■ **To do**: Return all the entries exactly, keeping pictures out.

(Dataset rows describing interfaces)

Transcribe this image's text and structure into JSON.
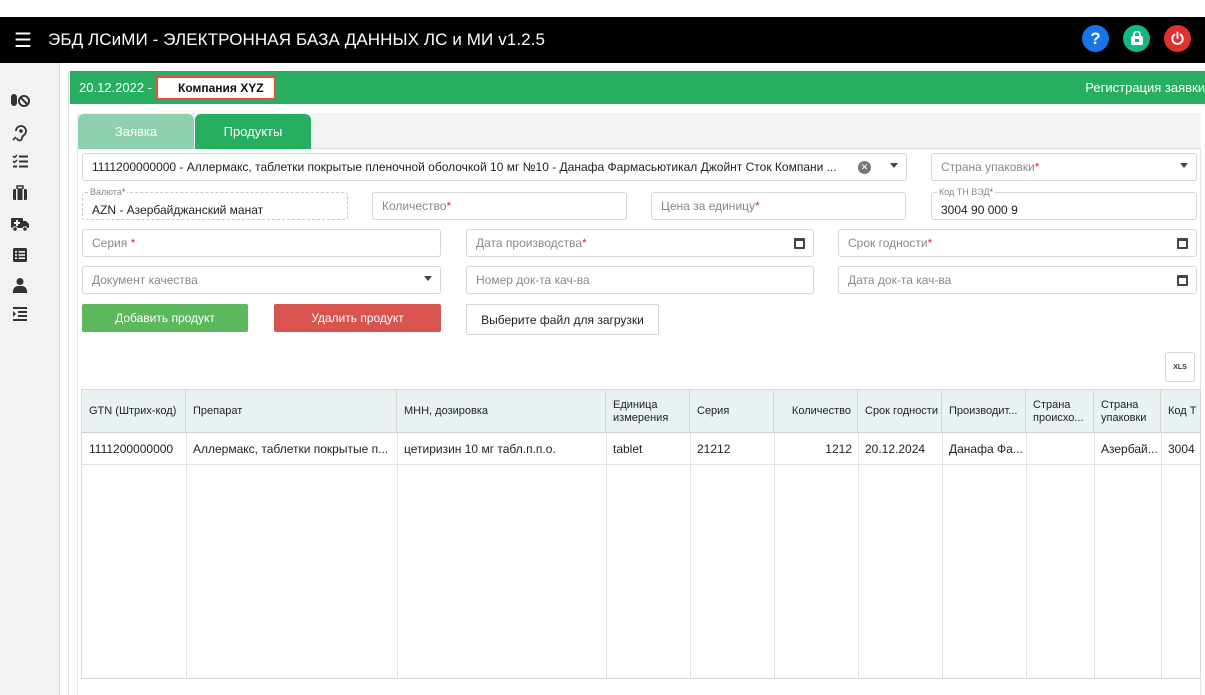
{
  "topbar": {
    "title": "ЭБД ЛСиМИ - ЭЛЕКТРОННАЯ БАЗА ДАННЫХ ЛС и МИ v1.2.5",
    "help_glyph": "?",
    "icons": [
      "menu-icon",
      "help-icon",
      "shop-icon",
      "power-icon"
    ]
  },
  "sidebar": {
    "icons": [
      "pills-icon",
      "hearing-icon",
      "checklist-icon",
      "suitcase-icon",
      "ambulance-icon",
      "list-icon",
      "user-icon",
      "indent-list-icon"
    ]
  },
  "header": {
    "date": "20.12.2022 -",
    "company": "Компания XYZ",
    "action": "Регистрация заявки"
  },
  "tabs": [
    {
      "label": "Заявка"
    },
    {
      "label": "Продукты"
    }
  ],
  "form": {
    "product": "1111200000000 -  Аллермакс, таблетки покрытые пленочной оболочкой 10 мг №10 - Данафа Фармасьютикал Джойнт Сток Компани ...",
    "packing_country": {
      "placeholder": "Страна упаковки",
      "required": "*"
    },
    "currency": {
      "label": "Валюта",
      "required": "*",
      "value": "AZN - Азербайджанский манат"
    },
    "quantity": {
      "placeholder": "Количество",
      "required": "*"
    },
    "unit_price": {
      "placeholder": "Цена за единицу",
      "required": "*"
    },
    "hs_code": {
      "label": "Код ТН ВЭД",
      "required": "*",
      "value": "3004 90 000 9"
    },
    "series": {
      "placeholder": "Серия",
      "required": "*"
    },
    "production_date": {
      "placeholder": "Дата производства",
      "required": "*"
    },
    "expiry_date": {
      "placeholder": "Срок годности",
      "required": "*"
    },
    "quality_doc": {
      "placeholder": "Документ качества"
    },
    "quality_doc_number": {
      "placeholder": "Номер док-та кач-ва"
    },
    "quality_doc_date": {
      "placeholder": "Дата док-та кач-ва"
    }
  },
  "buttons": {
    "add": "Добавить продукт",
    "delete": "Удалить продукт",
    "file": "Выберите файл для загрузки",
    "export_glyph": "XLS"
  },
  "table": {
    "columns": [
      "GTN (Штрих-код)",
      "Препарат",
      "МНН, дозировка",
      "Единица измерения",
      "Серия",
      "Количество",
      "Срок годности",
      "Производит...",
      "Страна происхо...",
      "Страна упаковки",
      "Код Т"
    ],
    "rows": [
      [
        "1111200000000",
        "Аллермакс, таблетки покрытые п...",
        "цетиризин 10 мг табл.п.п.о.",
        "tablet",
        "21212",
        "1212",
        "20.12.2024",
        "Данафа Фа...",
        "",
        "Азербай...",
        "3004"
      ]
    ]
  }
}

■ **Your response**:
Transcribe this image's text and structure into JSON.
{
  "topbar": {
    "title": "ЭБД ЛСиМИ - ЭЛЕКТРОННАЯ БАЗА ДАННЫХ ЛС и МИ v1.2.5",
    "help_glyph": "?",
    "icons": [
      "menu-icon",
      "help-icon",
      "shop-icon",
      "power-icon"
    ]
  },
  "sidebar": {
    "icons": [
      "pills-icon",
      "hearing-icon",
      "checklist-icon",
      "suitcase-icon",
      "ambulance-icon",
      "list-icon",
      "user-icon",
      "indent-list-icon"
    ]
  },
  "header": {
    "date": "20.12.2022 -",
    "company": "Компания XYZ",
    "action": "Регистрация заявки"
  },
  "tabs": [
    {
      "label": "Заявка"
    },
    {
      "label": "Продукты"
    }
  ],
  "form": {
    "product": "1111200000000 -  Аллермакс, таблетки покрытые пленочной оболочкой 10 мг №10 - Данафа Фармасьютикал Джойнт Сток Компани ...",
    "packing_country": {
      "placeholder": "Страна упаковки",
      "required": "*"
    },
    "currency": {
      "label": "Валюта",
      "required": "*",
      "value": "AZN - Азербайджанский манат"
    },
    "quantity": {
      "placeholder": "Количество",
      "required": "*"
    },
    "unit_price": {
      "placeholder": "Цена за единицу",
      "required": "*"
    },
    "hs_code": {
      "label": "Код ТН ВЭД",
      "required": "*",
      "value": "3004 90 000 9"
    },
    "series": {
      "placeholder": "Серия",
      "required": "*"
    },
    "production_date": {
      "placeholder": "Дата производства",
      "required": "*"
    },
    "expiry_date": {
      "placeholder": "Срок годности",
      "required": "*"
    },
    "quality_doc": {
      "placeholder": "Документ качества"
    },
    "quality_doc_number": {
      "placeholder": "Номер док-та кач-ва"
    },
    "quality_doc_date": {
      "placeholder": "Дата док-та кач-ва"
    }
  },
  "buttons": {
    "add": "Добавить продукт",
    "delete": "Удалить продукт",
    "file": "Выберите файл для загрузки",
    "export_glyph": "XLS"
  },
  "table": {
    "columns": [
      "GTN (Штрих-код)",
      "Препарат",
      "МНН, дозировка",
      "Единица измерения",
      "Серия",
      "Количество",
      "Срок годности",
      "Производит...",
      "Страна происхо...",
      "Страна упаковки",
      "Код Т"
    ],
    "rows": [
      [
        "1111200000000",
        "Аллермакс, таблетки покрытые п...",
        "цетиризин 10 мг табл.п.п.о.",
        "tablet",
        "21212",
        "1212",
        "20.12.2024",
        "Данафа Фа...",
        "",
        "Азербай...",
        "3004"
      ]
    ]
  }
}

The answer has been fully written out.